Exercise objective: The answer must be an exact copy of the records, with no pictures in it.

Data shown:
* * * * *

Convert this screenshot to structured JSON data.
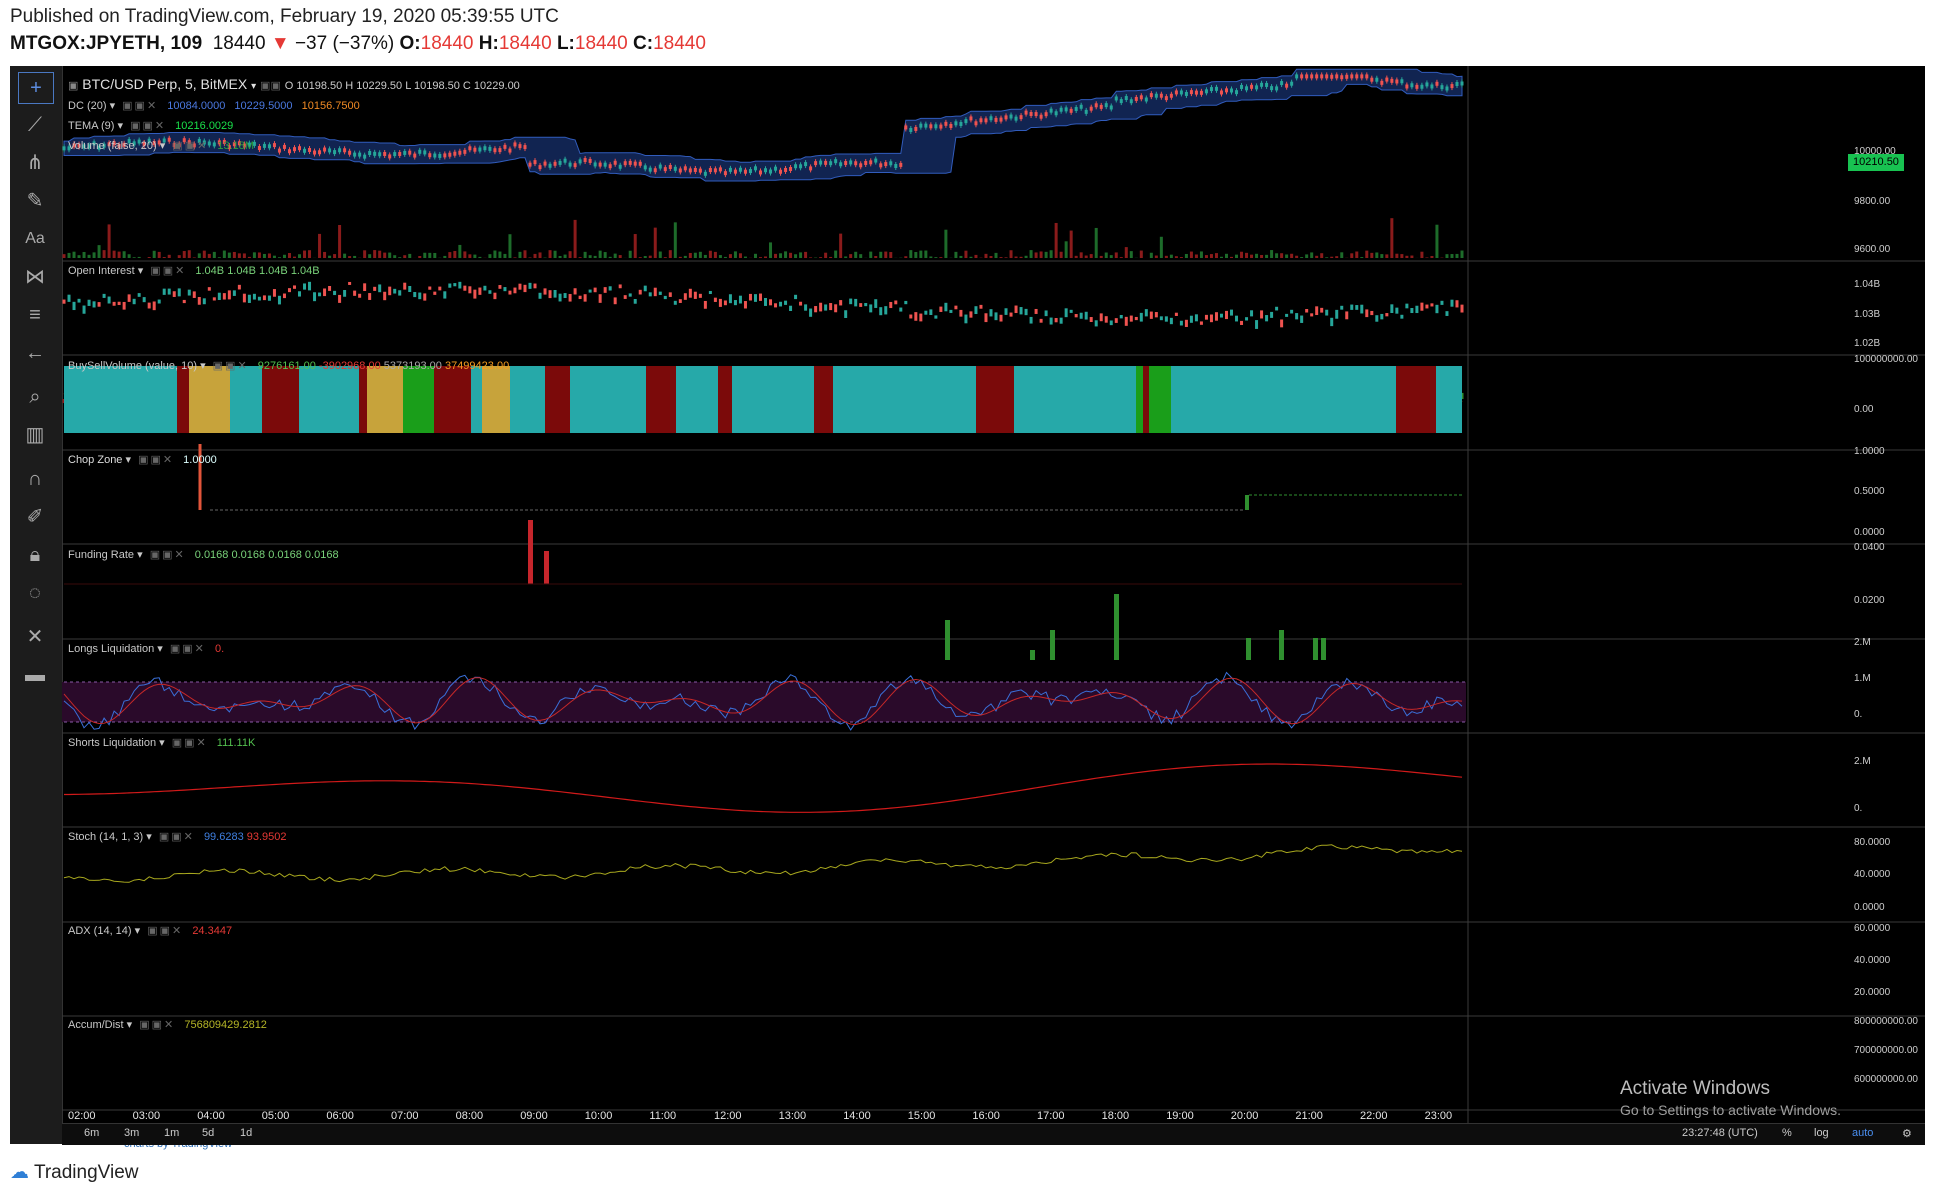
{
  "header": {
    "published": "Published on TradingView.com, February 19, 2020 05:39:55 UTC",
    "symbol": "MTGOX:JPYETH, 109",
    "price": "18440",
    "change": "−37 (−37%)",
    "o_label": "O:",
    "o": "18440",
    "h_label": "H:",
    "h": "18440",
    "l_label": "L:",
    "l": "18440",
    "c_label": "C:",
    "c": "18440"
  },
  "main": {
    "title": "BTC/USD Perp, 5, BitMEX",
    "ohlc": "O 10198.50  H 10229.50  L 10198.50  C 10229.00",
    "price_badge": "10210.50",
    "indicators": [
      {
        "name": "DC (20)",
        "values": [
          "10084.0000",
          "10229.5000",
          "10156.7500"
        ]
      },
      {
        "name": "TEMA (9)",
        "values": [
          "10216.0029"
        ]
      },
      {
        "name": "Volume (false, 20)",
        "values": [
          "13.18M"
        ]
      }
    ],
    "axis": [
      "10000.00",
      "9800.00",
      "9600.00"
    ]
  },
  "panes": [
    {
      "id": "oi",
      "name": "Open Interest",
      "values": [
        "1.04B",
        "1.04B",
        "1.04B",
        "1.04B"
      ],
      "axis": [
        "1.04B",
        "1.03B",
        "1.02B"
      ]
    },
    {
      "id": "bsv",
      "name": "BuySellVolume (value, 10)",
      "values": [
        "9276161.00",
        "-3902968.00",
        "5373193.00",
        "37499423.00"
      ],
      "axis": [
        "100000000.00",
        "0.00"
      ]
    },
    {
      "id": "chop",
      "name": "Chop Zone",
      "values": [
        "1.0000"
      ],
      "axis": [
        "1.0000",
        "0.5000",
        "0.0000"
      ]
    },
    {
      "id": "fund",
      "name": "Funding Rate",
      "values": [
        "0.0168",
        "0.0168",
        "0.0168",
        "0.0168"
      ],
      "axis": [
        "0.0400",
        "0.0200"
      ]
    },
    {
      "id": "longs",
      "name": "Longs Liquidation",
      "values": [
        "0."
      ],
      "axis": [
        "2.M",
        "1.M",
        "0."
      ]
    },
    {
      "id": "shorts",
      "name": "Shorts Liquidation",
      "values": [
        "111.11K"
      ],
      "axis": [
        "2.M",
        "0."
      ]
    },
    {
      "id": "stoch",
      "name": "Stoch (14, 1, 3)",
      "values": [
        "99.6283",
        "93.9502"
      ],
      "axis": [
        "80.0000",
        "40.0000",
        "0.0000"
      ]
    },
    {
      "id": "adx",
      "name": "ADX (14, 14)",
      "values": [
        "24.3447"
      ],
      "axis": [
        "60.0000",
        "40.0000",
        "20.0000"
      ]
    },
    {
      "id": "ad",
      "name": "Accum/Dist",
      "values": [
        "756809429.2812"
      ],
      "axis": [
        "800000000.00",
        "700000000.00",
        "600000000.00"
      ]
    }
  ],
  "time_axis": [
    "02:00",
    "03:00",
    "04:00",
    "05:00",
    "06:00",
    "07:00",
    "08:00",
    "09:00",
    "10:00",
    "11:00",
    "12:00",
    "13:00",
    "14:00",
    "15:00",
    "16:00",
    "17:00",
    "18:00",
    "19:00",
    "20:00",
    "21:00",
    "22:00",
    "23:00"
  ],
  "bottom_bar": {
    "timeframes": [
      "6m",
      "3m",
      "1m",
      "5d",
      "1d"
    ],
    "clock": "23:27:48 (UTC)",
    "pct": "%",
    "log": "log",
    "auto": "auto"
  },
  "watermark": {
    "line1": "Activate Windows",
    "line2": "Go to Settings to activate Windows."
  },
  "chart_brand": "charts by TradingView",
  "footer": "TradingView",
  "colors": {
    "up": "#26a69a",
    "down": "#ef5350",
    "dc_band": "#1e3a7a",
    "chop_cyan": "#26a9a9",
    "chop_red": "#7b0a0a",
    "stoch_bg": "#2a0a2a"
  }
}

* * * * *

Answer space:
Convert this screenshot to structured JSON data.
{
  "header": {
    "published": "Published on TradingView.com, February 19, 2020 05:39:55 UTC",
    "symbol": "MTGOX:JPYETH, 109",
    "price": "18440",
    "change": "−37 (−37%)",
    "o_label": "O:",
    "o": "18440",
    "h_label": "H:",
    "h": "18440",
    "l_label": "L:",
    "l": "18440",
    "c_label": "C:",
    "c": "18440"
  },
  "main": {
    "title": "BTC/USD Perp, 5, BitMEX",
    "ohlc": "O 10198.50  H 10229.50  L 10198.50  C 10229.00",
    "price_badge": "10210.50",
    "indicators": [
      {
        "name": "DC (20)",
        "values": [
          "10084.0000",
          "10229.5000",
          "10156.7500"
        ]
      },
      {
        "name": "TEMA (9)",
        "values": [
          "10216.0029"
        ]
      },
      {
        "name": "Volume (false, 20)",
        "values": [
          "13.18M"
        ]
      }
    ],
    "axis": [
      "10000.00",
      "9800.00",
      "9600.00"
    ]
  },
  "panes": [
    {
      "id": "oi",
      "name": "Open Interest",
      "values": [
        "1.04B",
        "1.04B",
        "1.04B",
        "1.04B"
      ],
      "axis": [
        "1.04B",
        "1.03B",
        "1.02B"
      ]
    },
    {
      "id": "bsv",
      "name": "BuySellVolume (value, 10)",
      "values": [
        "9276161.00",
        "-3902968.00",
        "5373193.00",
        "37499423.00"
      ],
      "axis": [
        "100000000.00",
        "0.00"
      ]
    },
    {
      "id": "chop",
      "name": "Chop Zone",
      "values": [
        "1.0000"
      ],
      "axis": [
        "1.0000",
        "0.5000",
        "0.0000"
      ]
    },
    {
      "id": "fund",
      "name": "Funding Rate",
      "values": [
        "0.0168",
        "0.0168",
        "0.0168",
        "0.0168"
      ],
      "axis": [
        "0.0400",
        "0.0200"
      ]
    },
    {
      "id": "longs",
      "name": "Longs Liquidation",
      "values": [
        "0."
      ],
      "axis": [
        "2.M",
        "1.M",
        "0."
      ]
    },
    {
      "id": "shorts",
      "name": "Shorts Liquidation",
      "values": [
        "111.11K"
      ],
      "axis": [
        "2.M",
        "0."
      ]
    },
    {
      "id": "stoch",
      "name": "Stoch (14, 1, 3)",
      "values": [
        "99.6283",
        "93.9502"
      ],
      "axis": [
        "80.0000",
        "40.0000",
        "0.0000"
      ]
    },
    {
      "id": "adx",
      "name": "ADX (14, 14)",
      "values": [
        "24.3447"
      ],
      "axis": [
        "60.0000",
        "40.0000",
        "20.0000"
      ]
    },
    {
      "id": "ad",
      "name": "Accum/Dist",
      "values": [
        "756809429.2812"
      ],
      "axis": [
        "800000000.00",
        "700000000.00",
        "600000000.00"
      ]
    }
  ],
  "time_axis": [
    "02:00",
    "03:00",
    "04:00",
    "05:00",
    "06:00",
    "07:00",
    "08:00",
    "09:00",
    "10:00",
    "11:00",
    "12:00",
    "13:00",
    "14:00",
    "15:00",
    "16:00",
    "17:00",
    "18:00",
    "19:00",
    "20:00",
    "21:00",
    "22:00",
    "23:00"
  ],
  "bottom_bar": {
    "timeframes": [
      "6m",
      "3m",
      "1m",
      "5d",
      "1d"
    ],
    "clock": "23:27:48 (UTC)",
    "pct": "%",
    "log": "log",
    "auto": "auto"
  },
  "watermark": {
    "line1": "Activate Windows",
    "line2": "Go to Settings to activate Windows."
  },
  "chart_brand": "charts by TradingView",
  "footer": "TradingView",
  "colors": {
    "up": "#26a69a",
    "down": "#ef5350",
    "dc_band": "#1e3a7a",
    "chop_cyan": "#26a9a9",
    "chop_red": "#7b0a0a",
    "stoch_bg": "#2a0a2a"
  }
}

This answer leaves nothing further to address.